Taiwan's AOC plans Rs 7,000 LED TVs to storm India
Taiwan-based electronics goods major AOC International plans to do for India in LED televisions what Japanese-born Chinese brand Akai did in the old CRT televisions by making it significantly affordable for a mass market. Himani Chandna Gurtoo reports.business Updated: Jul 02, 2013 21:50 IST
Taiwan-based electronics goods major AOC International plans to do for India in LED televisions what Japanese-born Chinese brand Akai did in the old CRT televisions by making it significantly affordable for a mass market.
The $12-billion Hong Kong stock exchange listed company is looking to cash in on Indians' growing fondness for low-cost LEDs. On the cards are 24 warehouses and 20 branch offices across India and a R100-crore marketing blitz over the next six months.
AOC offers the latest LED technology-based TVs starting as low as R7,000 whereas leading brands such as LG and Samsung sell the product with comparable specifications at more than twice the amount. However, Korean electronics giant LG also announced recently that India will be a manufacturing base for its low-end LED TVs and said these would be priced below R10,000.
AOC is eyeing India as one of the big-focus countries for the product.
The company has also chalked plans to achieve a turnover of R850 crore by the end of this year against R160 crore in the last calendar year.
"Growth in turnover will be driven by aggressive product marketing at selected geographies for which we have planned to spend R100 crore in the next 6 months," said Seema Bhatnagar, director, sales and marketing, India & SAARC countries, AOC.
The cathode ray tube (CRT) screen market, once a traditional favourite, has been moving fast towards LCD and LED TVs. CRT sets, which currently account for half of the TVs sold in India, saw volumes decline by 40% last year as flat panel sales moved up, industry estimates show.

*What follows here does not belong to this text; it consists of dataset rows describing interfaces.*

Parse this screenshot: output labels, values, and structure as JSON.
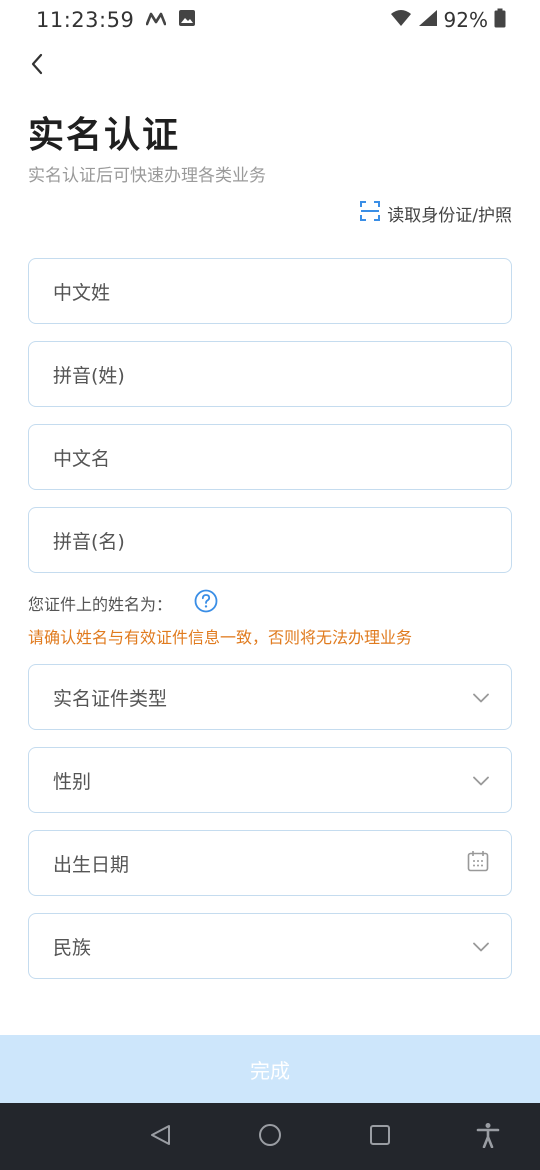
{
  "status_bar": {
    "time": "11:23:59",
    "battery": "92%"
  },
  "header": {
    "title": "实名认证",
    "subtitle": "实名认证后可快速办理各类业务",
    "read_id_label": "读取身份证/护照"
  },
  "form": {
    "surname_cn_placeholder": "中文姓",
    "surname_pinyin_placeholder": "拼音(姓)",
    "given_cn_placeholder": "中文名",
    "given_pinyin_placeholder": "拼音(名)",
    "name_hint_label": "您证件上的姓名为：",
    "warning": "请确认姓名与有效证件信息一致，否则将无法办理业务",
    "id_type_placeholder": "实名证件类型",
    "gender_placeholder": "性别",
    "birthdate_placeholder": "出生日期",
    "ethnicity_placeholder": "民族"
  },
  "footer": {
    "submit_label": "完成"
  },
  "colors": {
    "accent": "#3a8ee6",
    "warning": "#e07b1f",
    "field_border": "#c5dcef",
    "submit_disabled": "#cde6fb",
    "nav_bar": "#23262c"
  }
}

Back in the nineties, Akai shook up the Indian TV market by betting on the transition from black and white TVs to colour TVs.
It also played an aggressive game in cut-price colour TVs, pricing below the psychologically crucial mark of R10, 000 and backing it up with enticing promotional offers and freebies.